• **TASK TO COMPLETE**:
Lines holding the string "INDÚSTRIAS" in the listing below are to be copied.

• **RECORDS PROVIDED**:
=== Section Start ===
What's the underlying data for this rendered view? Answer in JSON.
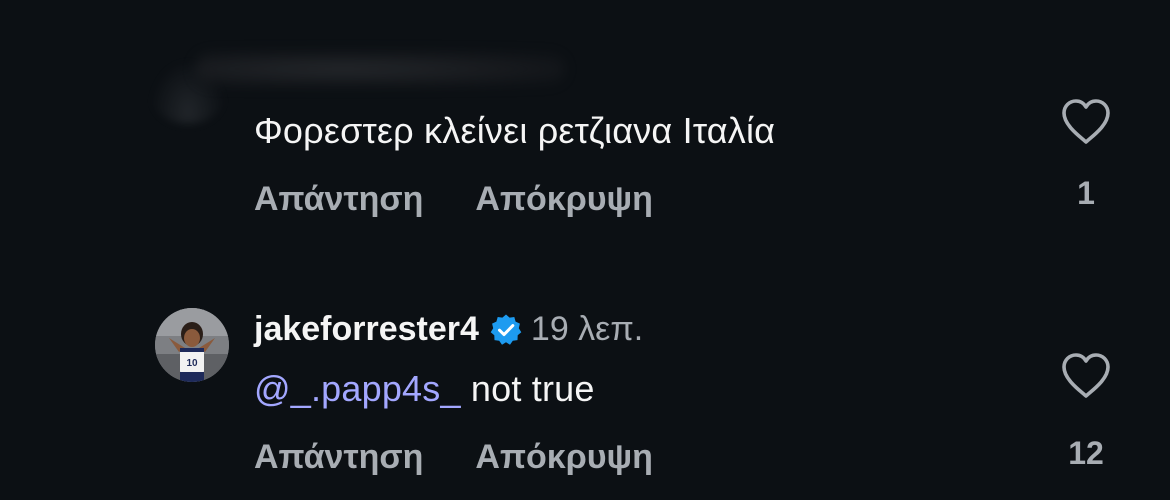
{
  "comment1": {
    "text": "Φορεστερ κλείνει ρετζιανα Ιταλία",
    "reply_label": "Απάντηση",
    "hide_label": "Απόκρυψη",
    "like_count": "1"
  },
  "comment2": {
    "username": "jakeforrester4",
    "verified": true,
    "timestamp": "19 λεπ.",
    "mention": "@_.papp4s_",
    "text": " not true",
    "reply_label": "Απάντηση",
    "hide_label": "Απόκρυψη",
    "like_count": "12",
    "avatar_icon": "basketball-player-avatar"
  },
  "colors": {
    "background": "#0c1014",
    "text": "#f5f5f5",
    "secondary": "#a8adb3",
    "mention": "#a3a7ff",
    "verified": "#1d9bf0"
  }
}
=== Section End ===
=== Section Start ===
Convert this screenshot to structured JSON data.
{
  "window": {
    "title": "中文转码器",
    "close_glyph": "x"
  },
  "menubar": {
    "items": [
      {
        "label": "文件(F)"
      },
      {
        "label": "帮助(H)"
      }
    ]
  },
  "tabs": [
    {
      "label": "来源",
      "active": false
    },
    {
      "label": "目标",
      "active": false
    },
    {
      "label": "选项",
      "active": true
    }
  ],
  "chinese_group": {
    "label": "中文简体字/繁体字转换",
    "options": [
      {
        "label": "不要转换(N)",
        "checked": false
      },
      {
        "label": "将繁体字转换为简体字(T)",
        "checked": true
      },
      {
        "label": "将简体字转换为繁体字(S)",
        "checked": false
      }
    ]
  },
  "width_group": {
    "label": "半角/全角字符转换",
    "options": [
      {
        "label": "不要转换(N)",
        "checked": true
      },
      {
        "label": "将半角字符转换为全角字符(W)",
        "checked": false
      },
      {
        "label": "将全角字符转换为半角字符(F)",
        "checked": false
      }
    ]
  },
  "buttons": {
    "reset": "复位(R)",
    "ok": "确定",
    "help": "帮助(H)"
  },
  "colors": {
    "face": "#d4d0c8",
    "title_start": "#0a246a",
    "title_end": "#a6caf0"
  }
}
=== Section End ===
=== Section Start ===
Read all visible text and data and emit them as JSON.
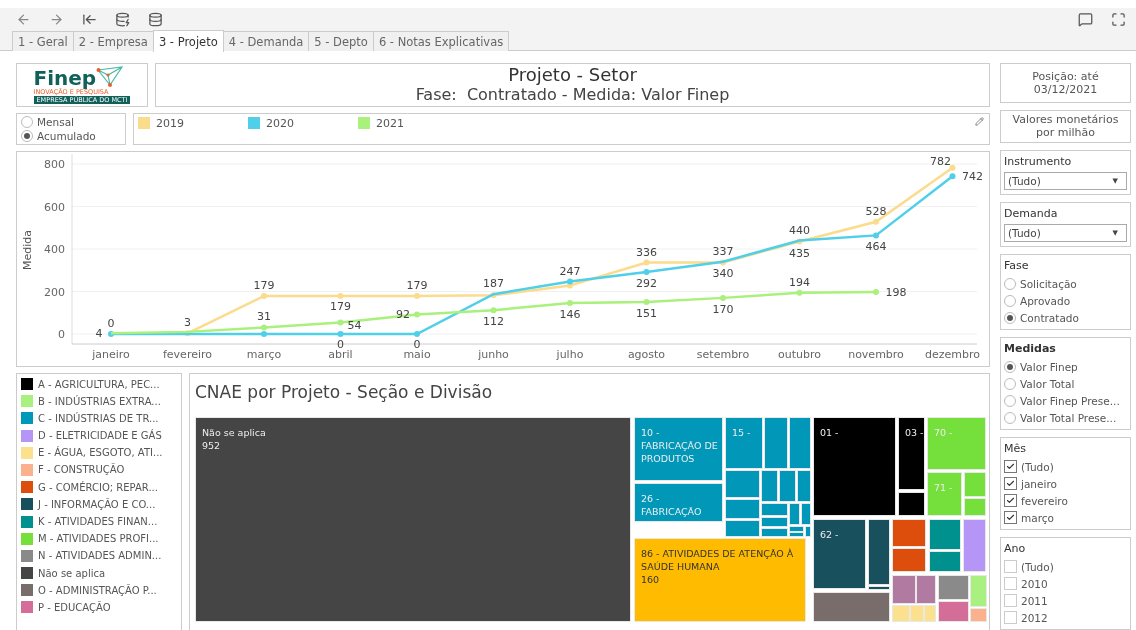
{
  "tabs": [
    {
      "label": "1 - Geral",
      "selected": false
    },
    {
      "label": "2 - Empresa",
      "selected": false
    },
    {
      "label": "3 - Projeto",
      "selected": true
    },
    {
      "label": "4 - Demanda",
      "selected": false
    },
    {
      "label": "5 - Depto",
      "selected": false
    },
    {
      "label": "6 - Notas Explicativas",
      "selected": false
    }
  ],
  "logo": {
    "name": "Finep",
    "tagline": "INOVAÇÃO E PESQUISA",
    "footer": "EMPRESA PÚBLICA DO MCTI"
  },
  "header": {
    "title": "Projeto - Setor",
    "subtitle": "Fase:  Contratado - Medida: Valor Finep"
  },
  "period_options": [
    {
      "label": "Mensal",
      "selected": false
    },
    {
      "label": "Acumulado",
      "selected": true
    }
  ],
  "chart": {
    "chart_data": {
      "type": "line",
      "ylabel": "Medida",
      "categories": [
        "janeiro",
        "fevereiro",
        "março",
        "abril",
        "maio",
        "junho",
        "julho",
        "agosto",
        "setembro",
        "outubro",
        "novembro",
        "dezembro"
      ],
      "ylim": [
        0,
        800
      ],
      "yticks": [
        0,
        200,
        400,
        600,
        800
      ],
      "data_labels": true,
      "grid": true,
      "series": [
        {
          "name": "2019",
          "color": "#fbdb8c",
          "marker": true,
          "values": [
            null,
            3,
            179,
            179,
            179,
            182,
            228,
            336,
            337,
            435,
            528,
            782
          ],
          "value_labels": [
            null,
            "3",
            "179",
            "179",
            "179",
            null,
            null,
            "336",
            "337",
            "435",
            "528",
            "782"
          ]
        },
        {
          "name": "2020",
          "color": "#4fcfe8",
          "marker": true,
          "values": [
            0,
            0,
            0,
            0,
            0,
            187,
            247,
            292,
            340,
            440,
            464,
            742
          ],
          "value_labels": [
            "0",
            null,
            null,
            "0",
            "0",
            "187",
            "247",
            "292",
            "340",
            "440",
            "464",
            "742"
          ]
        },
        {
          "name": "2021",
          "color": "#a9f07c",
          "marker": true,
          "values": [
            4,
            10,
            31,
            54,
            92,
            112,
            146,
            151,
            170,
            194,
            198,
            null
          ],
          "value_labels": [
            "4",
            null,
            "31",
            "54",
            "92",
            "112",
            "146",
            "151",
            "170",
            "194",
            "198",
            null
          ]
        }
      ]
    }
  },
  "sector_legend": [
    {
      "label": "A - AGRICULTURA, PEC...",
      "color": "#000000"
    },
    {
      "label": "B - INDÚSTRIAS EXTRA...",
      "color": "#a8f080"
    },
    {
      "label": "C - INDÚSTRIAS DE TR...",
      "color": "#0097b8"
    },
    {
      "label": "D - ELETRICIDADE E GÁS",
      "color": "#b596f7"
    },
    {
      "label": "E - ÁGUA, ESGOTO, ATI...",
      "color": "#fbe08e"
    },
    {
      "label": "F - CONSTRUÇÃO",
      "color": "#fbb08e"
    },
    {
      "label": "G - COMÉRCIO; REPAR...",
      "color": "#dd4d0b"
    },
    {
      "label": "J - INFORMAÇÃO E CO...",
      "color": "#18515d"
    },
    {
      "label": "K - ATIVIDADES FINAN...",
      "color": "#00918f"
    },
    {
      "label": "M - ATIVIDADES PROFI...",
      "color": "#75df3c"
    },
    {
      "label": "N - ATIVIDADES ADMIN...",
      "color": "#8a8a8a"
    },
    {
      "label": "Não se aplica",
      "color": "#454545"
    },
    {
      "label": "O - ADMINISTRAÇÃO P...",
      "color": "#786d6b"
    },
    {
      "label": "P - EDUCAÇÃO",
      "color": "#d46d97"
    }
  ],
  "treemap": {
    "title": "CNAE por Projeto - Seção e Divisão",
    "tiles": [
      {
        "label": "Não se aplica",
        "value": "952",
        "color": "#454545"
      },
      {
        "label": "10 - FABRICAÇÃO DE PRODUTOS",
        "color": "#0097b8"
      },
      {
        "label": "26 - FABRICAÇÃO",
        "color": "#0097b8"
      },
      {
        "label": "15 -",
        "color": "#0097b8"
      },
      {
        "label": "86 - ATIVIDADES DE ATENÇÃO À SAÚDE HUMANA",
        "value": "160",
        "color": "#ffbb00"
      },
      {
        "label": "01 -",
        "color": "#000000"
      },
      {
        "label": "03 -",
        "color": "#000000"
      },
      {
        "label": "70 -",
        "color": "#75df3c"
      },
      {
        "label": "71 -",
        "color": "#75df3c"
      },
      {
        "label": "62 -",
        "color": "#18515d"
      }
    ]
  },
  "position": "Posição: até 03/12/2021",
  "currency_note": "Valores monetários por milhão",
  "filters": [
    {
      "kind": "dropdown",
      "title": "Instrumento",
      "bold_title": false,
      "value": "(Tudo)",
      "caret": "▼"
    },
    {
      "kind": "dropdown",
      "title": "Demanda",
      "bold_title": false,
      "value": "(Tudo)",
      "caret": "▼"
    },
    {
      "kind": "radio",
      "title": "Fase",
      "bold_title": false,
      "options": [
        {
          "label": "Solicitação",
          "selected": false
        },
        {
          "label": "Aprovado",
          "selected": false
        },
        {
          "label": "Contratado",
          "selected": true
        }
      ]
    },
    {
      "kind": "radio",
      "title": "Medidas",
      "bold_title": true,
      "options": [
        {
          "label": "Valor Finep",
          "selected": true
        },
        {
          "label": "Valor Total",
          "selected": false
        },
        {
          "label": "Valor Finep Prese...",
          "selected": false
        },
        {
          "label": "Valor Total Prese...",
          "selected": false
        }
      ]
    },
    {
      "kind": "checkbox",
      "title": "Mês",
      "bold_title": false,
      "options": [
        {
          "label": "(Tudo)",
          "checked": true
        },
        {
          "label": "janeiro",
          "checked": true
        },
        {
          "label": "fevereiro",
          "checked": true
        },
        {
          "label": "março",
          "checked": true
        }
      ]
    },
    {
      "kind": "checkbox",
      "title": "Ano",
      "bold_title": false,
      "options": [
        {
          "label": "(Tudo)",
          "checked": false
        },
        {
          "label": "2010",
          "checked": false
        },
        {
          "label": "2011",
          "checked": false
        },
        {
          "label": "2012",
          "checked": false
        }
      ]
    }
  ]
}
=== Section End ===
• **EXERCISE OUTPUT**:
      "label": "B - INDÚSTRIAS EXTRA...",
      "label": "C - INDÚSTRIAS DE TR...",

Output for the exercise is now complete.